Controversial plans to build an overhead power line through Scotland are both necessary and cost effective, an inquiry was told yesterday.
The scheme is also “demonstrably more economic” than putting the line underground, according to the would-be developers.
They warned that if parts of the line had to be buried, the whole scheme would have to be re-evaluated because of the extra costs involved.
The inquiry opened in Perth into proposals to replace the existing 137-mile electricity transmission line between Beauly near Inverness, and Denny, near Stirling, to help take power from planned renewable energy developments.
But the scheme by Scottish Hydro Electric Transmission (SHETL), a subsidiary of Scottish & Southern Energy (SSE); and SP Transmission, a subsidiary of ScottishPower, has met objections from the five planning authorities involved – Highland, Perth and Kinross, Stirling and Falkirk councils, and the Cairngorms National Park Authority.
More than 17,000 people have also protested and a number of campaign groups have been formed to fight the plans, claiming the new line will threaten health, landscape, tourism, wildlife and property values.
The proposed £320 million, 400,000-volt transmission line would replace the 132,000-volt line. It would use about 600 pylons – some 200 fewer than in the one it will replace – but they will be more than 20 metres higher at 67 metres (200ft).
The inquiry’s first witness, David Densley, SHETL’s regulations manager, said the energy regulator Ofgem had considered the plan and seen it as necessary and economic.
He said the planned overhead route was demonstrably more economic than going underground, as campaigners are calling for.
Mr Densley said the electricity companies would recoup the cost of the upgrade over 20 years. However, if the inquiry reporters decided some or all of the line had to be put underground, the companies would have to return to Ofgem to seek approval for more funding.
He said that as Ofgem’s main concern was to protect prices to customers, the regulator would be keen to cap the cost as ultimately this would find its way back on to electricity bills.
The inquiry is set to become the longest ever in Scotland, with 29 weeks set aside over the next 11 months, and will cost an estimated £10 million.
The first eight weeks will be taken up with SHETL making the case for the upgrade. The inquiry will then move to Inverness in May and June; Kingussie in August and September; back to Perth during October and November; and then Stirling in November and December.
Before evidence started yesterday Colin Hood, SSE’s operating officer, said
: “We believe (the plans) are strongly founded and will eventually receive the go-ahead. It is vital that they do, because the country’s goals for greener and more indigenous sources of energy depend on it.”

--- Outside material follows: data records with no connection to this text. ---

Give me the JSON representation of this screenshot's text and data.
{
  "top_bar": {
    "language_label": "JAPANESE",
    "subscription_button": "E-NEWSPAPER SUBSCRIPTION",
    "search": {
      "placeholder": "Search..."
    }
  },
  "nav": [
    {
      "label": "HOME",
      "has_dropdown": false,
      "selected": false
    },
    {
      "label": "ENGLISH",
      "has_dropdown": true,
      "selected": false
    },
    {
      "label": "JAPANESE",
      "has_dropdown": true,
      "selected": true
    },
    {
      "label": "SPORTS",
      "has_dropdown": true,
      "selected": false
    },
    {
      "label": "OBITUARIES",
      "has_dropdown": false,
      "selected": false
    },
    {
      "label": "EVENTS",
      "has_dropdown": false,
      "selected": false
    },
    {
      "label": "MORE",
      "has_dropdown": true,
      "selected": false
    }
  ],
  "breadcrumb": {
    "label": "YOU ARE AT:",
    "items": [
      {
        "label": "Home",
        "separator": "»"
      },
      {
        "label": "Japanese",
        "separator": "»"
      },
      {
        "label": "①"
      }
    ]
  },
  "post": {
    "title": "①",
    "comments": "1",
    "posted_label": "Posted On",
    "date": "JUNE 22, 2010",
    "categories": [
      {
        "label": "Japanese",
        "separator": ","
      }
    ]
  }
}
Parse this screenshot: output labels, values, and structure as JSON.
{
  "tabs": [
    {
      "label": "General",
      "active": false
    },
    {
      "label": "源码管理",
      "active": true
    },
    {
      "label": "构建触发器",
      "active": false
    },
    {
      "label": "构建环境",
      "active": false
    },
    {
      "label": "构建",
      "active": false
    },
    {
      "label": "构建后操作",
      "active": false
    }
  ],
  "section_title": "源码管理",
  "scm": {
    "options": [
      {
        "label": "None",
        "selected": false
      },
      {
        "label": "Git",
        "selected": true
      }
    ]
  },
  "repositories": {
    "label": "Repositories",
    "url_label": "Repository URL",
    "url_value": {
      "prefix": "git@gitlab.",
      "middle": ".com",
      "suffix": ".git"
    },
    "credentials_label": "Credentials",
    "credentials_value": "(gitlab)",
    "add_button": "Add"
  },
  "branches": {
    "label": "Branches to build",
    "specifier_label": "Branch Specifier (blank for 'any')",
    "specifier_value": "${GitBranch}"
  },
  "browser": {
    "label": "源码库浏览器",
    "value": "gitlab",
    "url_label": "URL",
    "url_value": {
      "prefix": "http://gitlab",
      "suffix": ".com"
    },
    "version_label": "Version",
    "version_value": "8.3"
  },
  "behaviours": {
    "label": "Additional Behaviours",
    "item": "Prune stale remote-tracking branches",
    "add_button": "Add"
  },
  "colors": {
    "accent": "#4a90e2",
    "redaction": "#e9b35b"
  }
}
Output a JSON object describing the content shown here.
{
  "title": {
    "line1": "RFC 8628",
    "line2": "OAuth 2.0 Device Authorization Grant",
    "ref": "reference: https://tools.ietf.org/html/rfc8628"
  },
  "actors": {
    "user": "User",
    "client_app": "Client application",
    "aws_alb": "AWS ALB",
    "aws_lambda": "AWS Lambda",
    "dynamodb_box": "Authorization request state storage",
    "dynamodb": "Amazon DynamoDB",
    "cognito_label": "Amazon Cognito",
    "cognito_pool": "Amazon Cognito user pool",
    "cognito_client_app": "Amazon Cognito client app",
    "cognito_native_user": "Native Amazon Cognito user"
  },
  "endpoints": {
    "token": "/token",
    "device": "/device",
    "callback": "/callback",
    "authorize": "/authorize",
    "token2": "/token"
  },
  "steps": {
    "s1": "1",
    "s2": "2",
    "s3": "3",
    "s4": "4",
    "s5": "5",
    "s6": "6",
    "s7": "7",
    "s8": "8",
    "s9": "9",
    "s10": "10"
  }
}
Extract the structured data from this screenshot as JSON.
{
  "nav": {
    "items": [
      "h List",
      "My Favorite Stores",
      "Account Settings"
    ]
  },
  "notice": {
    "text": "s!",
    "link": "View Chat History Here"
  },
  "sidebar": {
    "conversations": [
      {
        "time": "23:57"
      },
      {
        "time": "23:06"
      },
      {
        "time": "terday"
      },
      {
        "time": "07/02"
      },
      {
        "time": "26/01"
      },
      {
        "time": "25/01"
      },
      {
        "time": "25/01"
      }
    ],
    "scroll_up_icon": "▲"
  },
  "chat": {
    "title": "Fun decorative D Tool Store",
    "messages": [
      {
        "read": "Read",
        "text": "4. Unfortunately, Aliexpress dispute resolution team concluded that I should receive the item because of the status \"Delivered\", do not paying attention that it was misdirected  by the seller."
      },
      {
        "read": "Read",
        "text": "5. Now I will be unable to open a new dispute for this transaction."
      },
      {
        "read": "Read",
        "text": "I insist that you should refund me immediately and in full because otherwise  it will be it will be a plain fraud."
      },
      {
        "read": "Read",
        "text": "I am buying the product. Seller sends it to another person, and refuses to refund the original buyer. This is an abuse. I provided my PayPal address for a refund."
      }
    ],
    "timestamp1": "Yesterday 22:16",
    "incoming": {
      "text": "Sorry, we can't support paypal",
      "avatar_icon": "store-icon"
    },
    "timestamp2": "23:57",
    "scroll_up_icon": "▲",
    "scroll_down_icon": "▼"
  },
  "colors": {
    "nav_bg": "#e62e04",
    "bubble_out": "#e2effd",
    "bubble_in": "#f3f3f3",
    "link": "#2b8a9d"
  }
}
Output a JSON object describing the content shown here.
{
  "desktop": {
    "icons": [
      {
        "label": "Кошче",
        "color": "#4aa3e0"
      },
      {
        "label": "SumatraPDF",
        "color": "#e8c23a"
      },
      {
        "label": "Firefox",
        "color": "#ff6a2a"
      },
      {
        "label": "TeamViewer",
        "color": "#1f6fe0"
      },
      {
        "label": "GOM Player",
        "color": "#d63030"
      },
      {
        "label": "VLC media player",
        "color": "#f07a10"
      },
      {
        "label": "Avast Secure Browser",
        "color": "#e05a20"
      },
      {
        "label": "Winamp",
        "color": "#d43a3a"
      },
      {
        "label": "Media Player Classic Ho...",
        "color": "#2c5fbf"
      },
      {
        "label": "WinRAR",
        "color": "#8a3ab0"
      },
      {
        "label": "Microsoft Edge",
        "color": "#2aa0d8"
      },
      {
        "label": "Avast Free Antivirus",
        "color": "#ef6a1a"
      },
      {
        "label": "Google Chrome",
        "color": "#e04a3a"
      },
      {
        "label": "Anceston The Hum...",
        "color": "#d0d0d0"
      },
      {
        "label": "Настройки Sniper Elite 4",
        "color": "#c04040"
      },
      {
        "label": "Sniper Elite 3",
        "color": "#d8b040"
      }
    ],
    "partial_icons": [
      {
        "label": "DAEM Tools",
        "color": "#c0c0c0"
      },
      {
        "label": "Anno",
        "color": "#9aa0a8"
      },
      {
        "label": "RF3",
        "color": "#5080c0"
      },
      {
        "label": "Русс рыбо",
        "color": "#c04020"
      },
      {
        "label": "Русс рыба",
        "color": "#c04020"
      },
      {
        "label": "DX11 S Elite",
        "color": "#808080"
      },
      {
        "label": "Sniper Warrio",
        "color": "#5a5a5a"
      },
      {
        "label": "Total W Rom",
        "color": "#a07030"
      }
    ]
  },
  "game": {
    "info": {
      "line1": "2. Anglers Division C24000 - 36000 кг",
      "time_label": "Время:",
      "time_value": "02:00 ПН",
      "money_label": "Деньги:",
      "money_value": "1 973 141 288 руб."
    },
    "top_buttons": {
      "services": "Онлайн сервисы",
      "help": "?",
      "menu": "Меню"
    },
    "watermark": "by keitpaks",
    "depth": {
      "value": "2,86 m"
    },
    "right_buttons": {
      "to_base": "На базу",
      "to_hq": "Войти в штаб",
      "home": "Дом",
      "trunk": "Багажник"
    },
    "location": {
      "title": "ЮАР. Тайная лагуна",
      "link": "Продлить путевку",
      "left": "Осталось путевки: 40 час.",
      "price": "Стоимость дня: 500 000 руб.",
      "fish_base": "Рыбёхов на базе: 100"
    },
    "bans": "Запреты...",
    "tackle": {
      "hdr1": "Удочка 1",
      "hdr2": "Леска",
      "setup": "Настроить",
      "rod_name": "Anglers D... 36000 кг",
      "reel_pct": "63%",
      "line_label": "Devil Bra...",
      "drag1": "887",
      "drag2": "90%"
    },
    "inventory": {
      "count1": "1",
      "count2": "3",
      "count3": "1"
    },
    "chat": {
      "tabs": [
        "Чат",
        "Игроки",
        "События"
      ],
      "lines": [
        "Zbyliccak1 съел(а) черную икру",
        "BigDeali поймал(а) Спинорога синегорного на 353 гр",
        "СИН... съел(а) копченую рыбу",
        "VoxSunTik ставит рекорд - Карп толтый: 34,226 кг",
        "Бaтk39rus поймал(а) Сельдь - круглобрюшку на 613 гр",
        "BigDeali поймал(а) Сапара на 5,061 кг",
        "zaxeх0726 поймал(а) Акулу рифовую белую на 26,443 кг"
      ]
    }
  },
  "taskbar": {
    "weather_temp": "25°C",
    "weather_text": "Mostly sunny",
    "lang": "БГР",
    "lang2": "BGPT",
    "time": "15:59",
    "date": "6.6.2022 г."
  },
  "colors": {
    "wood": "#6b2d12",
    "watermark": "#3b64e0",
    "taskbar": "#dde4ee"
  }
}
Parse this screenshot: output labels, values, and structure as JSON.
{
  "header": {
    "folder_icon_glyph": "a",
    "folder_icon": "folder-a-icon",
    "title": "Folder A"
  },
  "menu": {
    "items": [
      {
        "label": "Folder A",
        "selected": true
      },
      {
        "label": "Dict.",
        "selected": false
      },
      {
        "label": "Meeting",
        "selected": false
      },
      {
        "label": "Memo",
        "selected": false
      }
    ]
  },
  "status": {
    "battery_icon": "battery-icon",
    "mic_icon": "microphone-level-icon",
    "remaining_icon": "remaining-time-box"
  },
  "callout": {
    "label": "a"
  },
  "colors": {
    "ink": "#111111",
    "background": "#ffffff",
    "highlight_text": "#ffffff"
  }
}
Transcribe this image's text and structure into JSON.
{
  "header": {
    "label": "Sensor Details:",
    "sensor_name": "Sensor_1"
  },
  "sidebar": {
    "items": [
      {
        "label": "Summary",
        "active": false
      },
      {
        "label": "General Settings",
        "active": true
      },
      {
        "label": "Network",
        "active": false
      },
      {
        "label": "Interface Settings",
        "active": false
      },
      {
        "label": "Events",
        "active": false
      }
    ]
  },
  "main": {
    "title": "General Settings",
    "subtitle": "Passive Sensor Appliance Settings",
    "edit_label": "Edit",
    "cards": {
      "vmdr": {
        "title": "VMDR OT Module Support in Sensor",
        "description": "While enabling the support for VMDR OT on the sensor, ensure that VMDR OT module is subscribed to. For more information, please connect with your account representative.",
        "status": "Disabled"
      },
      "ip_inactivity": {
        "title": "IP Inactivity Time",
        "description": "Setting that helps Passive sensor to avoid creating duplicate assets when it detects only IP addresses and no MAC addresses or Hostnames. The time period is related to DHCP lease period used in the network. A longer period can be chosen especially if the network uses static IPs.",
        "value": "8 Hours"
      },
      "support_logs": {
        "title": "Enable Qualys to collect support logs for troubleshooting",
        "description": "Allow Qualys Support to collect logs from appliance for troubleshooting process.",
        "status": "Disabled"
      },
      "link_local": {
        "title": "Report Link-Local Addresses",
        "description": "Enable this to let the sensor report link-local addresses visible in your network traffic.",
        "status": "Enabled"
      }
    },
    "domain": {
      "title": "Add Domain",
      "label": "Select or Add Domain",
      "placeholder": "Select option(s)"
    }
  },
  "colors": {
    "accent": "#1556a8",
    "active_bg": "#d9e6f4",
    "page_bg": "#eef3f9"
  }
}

However, it has been claimed the inquiry will waste time and money and discredit the planning system.
Highland Council has questioned whether communities and pressure groups will be able to attend much of the inquiry and be properly represented.
By John Ross